In the data below, find every line with the string "fraction" and pull it out.
====== DATA SUPPLIED ======
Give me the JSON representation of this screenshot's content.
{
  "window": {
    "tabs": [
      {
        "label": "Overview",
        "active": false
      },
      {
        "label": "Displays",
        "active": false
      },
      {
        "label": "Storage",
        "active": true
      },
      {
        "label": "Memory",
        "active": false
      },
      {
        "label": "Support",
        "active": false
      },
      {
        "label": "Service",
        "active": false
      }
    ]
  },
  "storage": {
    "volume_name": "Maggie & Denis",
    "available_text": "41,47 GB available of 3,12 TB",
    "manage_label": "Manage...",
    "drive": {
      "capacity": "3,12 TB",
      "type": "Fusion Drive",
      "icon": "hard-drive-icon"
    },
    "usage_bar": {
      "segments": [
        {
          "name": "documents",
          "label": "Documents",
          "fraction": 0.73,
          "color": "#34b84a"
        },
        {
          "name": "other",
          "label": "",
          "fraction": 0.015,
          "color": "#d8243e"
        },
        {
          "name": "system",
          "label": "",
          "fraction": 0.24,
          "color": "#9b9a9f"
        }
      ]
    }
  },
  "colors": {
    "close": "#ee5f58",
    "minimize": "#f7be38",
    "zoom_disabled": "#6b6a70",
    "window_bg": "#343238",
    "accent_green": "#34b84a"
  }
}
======
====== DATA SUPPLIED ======
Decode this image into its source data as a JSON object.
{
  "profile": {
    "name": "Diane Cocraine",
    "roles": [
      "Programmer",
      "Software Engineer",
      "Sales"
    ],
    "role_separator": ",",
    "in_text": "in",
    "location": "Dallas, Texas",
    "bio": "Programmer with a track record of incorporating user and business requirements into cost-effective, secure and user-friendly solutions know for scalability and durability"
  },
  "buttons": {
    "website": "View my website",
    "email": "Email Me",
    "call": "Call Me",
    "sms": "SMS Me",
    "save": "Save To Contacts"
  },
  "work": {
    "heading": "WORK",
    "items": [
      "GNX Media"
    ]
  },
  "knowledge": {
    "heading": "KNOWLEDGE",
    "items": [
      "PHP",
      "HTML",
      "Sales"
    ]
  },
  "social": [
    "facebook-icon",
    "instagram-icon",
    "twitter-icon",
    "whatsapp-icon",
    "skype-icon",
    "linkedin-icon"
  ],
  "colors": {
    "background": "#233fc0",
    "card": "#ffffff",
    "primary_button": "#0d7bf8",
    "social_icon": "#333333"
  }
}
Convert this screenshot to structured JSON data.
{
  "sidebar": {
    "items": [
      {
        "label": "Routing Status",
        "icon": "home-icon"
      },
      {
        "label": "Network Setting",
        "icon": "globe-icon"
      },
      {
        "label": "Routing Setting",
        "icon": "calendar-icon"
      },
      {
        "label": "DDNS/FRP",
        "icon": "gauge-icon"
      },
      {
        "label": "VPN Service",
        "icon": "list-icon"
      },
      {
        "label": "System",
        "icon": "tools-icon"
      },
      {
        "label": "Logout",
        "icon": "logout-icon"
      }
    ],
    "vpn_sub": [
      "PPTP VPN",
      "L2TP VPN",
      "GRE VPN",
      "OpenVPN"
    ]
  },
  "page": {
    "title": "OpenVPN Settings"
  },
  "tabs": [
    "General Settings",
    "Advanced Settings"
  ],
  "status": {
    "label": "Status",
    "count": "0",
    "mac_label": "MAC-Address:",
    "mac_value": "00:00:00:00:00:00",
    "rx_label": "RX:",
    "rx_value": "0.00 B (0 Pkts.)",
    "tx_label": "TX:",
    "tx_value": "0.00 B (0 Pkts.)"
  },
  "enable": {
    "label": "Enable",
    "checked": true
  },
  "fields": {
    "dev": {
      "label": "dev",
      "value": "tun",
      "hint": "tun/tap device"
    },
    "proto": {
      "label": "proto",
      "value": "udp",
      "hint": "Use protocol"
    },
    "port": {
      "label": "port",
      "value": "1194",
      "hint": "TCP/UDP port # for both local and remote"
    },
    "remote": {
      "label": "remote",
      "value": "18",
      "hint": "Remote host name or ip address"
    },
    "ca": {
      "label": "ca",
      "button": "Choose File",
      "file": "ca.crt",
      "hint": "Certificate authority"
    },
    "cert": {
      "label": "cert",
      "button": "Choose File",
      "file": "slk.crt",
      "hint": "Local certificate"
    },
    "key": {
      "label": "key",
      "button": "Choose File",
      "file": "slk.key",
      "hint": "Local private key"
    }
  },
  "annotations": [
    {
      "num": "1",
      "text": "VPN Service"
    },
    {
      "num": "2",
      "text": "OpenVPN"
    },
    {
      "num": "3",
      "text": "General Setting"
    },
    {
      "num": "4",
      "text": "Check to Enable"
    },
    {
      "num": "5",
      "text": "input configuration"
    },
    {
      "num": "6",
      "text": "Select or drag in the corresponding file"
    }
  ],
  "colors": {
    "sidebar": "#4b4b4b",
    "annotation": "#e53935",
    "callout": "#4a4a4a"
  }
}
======
* TASK OUTPUT *
          "fraction": 0.73,
          "fraction": 0.015,
          "fraction": 0.24,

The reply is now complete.